CD: … And the power of the right wing media
AB: Rupert Murdoch’s name comes up again and again…
CD: He owns the gutter press, the Sun…
AB: And look at what happened to Ed Miliband (the Labour Party leader)… If you look at how the media treated him. They made him look like a hapless idiot. They called him Wallace & Gromit (cartoon characters). He was typified as a complete stupid man who wouldn’t be able to run a bath let alone a country. They do that with Labour leaders all the time. They did that with Neil Kinnock. They made Gordon Brown seem like a really stupid person when he was actually a man of substance.
The Scots are dissatisfied with the right wing shift in politics in this country because they want a certain kind of society. They want a society that is fair. They want investment in the education and health care systems. Education is still free in Scotland. So people in Scotland are angry with the Labour Party. They say you promised us all sorts of things and then you gave us Tony Blair who is like ‘Tory Light’. Look how close Tony Blair was to Rupert Murdoch. He would travel around the world to kiss his arse. He was actually Rupert Murdoch’s daughter’s godfather.

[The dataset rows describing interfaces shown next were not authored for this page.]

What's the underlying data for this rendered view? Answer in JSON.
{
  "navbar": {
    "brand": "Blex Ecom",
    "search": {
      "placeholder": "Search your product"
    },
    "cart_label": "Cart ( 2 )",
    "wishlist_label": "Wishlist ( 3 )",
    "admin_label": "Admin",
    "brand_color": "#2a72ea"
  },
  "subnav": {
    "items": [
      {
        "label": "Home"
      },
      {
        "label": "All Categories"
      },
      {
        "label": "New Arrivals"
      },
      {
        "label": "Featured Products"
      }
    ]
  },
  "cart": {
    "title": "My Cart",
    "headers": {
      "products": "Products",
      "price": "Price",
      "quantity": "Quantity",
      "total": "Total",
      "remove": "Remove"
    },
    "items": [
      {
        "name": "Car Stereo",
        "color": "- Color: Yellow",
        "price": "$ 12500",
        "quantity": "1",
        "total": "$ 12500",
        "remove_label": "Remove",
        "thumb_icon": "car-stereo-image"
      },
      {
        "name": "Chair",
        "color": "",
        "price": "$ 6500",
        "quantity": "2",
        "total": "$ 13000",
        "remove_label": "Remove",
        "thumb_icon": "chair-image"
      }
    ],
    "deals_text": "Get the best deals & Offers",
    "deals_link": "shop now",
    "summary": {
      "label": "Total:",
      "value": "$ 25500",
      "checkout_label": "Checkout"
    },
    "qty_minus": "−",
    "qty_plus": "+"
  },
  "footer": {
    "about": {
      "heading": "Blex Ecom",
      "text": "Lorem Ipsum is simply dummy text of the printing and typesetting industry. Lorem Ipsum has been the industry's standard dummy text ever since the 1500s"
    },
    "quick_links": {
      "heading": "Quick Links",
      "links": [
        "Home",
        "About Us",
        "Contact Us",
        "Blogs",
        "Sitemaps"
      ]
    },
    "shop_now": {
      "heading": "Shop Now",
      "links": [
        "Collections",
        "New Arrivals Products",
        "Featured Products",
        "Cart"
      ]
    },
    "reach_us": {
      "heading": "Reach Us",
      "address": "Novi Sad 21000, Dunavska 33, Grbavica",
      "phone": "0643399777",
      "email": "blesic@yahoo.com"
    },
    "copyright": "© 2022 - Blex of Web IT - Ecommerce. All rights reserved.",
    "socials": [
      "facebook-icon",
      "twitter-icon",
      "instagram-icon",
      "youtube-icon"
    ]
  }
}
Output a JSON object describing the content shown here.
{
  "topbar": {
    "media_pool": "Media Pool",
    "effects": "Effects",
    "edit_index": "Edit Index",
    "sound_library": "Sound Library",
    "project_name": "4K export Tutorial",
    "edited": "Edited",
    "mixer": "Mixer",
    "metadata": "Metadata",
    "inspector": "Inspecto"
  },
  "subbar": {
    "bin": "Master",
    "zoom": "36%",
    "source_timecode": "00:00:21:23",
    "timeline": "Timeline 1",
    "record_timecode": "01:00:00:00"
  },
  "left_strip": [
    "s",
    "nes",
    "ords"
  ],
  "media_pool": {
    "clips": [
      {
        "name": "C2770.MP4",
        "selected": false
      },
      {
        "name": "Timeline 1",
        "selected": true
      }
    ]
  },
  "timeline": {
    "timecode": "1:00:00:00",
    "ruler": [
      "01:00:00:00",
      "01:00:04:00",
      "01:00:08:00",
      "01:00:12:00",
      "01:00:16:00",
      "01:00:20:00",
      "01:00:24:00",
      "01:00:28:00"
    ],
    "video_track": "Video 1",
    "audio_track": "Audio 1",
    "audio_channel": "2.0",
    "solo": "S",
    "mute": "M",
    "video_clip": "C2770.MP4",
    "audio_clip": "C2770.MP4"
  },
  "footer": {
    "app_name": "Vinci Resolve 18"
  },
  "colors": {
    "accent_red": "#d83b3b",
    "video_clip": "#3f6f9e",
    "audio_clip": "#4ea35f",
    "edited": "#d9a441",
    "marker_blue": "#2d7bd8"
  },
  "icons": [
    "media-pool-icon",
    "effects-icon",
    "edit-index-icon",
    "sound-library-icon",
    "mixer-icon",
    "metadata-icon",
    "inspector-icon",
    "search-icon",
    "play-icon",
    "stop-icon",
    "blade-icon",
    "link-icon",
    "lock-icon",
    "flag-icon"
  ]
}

And then there are the rumours of Blair and Murdoch’s ex wife but let’s not digress.
CD: It means that this country is being frightened into thinking that the delivery of the good life is being undermined by foreigners. It is so easy to scare people. Basically they are anti-foreigner …
AB: No, they exploit foreigners. Somebody like me comes to this country. Now I have skills that I could sell if there was an open market. If I were French I could come here and do that but I’m from South Africa so as far as they’re concerned I should be punished for working here. I should first pay to work here. So I pay tax and all of that but for the first five years of being here my work permit says that I’m not entitled to any benefits. I came here and I got a brain tumour. On the day I was prepping for surgery some man came to me and asked me whether I was legally in this country. I said, ‘why are you asking me this, my name and address and everything is there. I’m a sick person so what you really should be doing is writing a letter to my employer or whatever…’ He says, ‘well if you didn’t have the right answers I’m supposed to force you to pay.’ They did insist, in a nice way but all the time, that it had to be clear whether I was entitled to be here or not.
It means that this country is being frightened into thinking that the delivery of the good life is being undermined by foreigners. It is so easy to scare people.
– Cameron Duodu, Author & Broadcast Journalist
AB: The funny thing about this country is that you would think that the black vote would go to the Labour Party, seen as more humane or whatever… But actually no it’s very contested. The woman who does my hair is Nigerian. She votes Conservative generally. She believes that the Conservatives stand up for small business. She believes that people should stand on their own two feet. The state shouldn’t be looking after you. But when she was explaining this to me about a month ago she said she was going to vote UKIP (the right wing United Kingdom Independence Party led by Nigel Farage) because she wants to punish the Tories.
The fascinating thing is that it’s very much the same issues around the world. It doesn’t matter where you actually are. Like how you take care of people, what you do about the young, what you do about joblessness. And then the issue of how you deal with dissent in your society, how you deal with people who differ
The lunch comes to an end and we reach into our pockets. But Cameron Duodu insists on paying. He says he is a “conservative, old-fashioned, macho idiot”. We don’t argue with his bill politics. Not one bit. “I always say to my girlfriends,” says Audrey Brown, “ there are some things you don’t argue about with African men.”
You can follow Audrey Brown on TwitterBACK TO TOP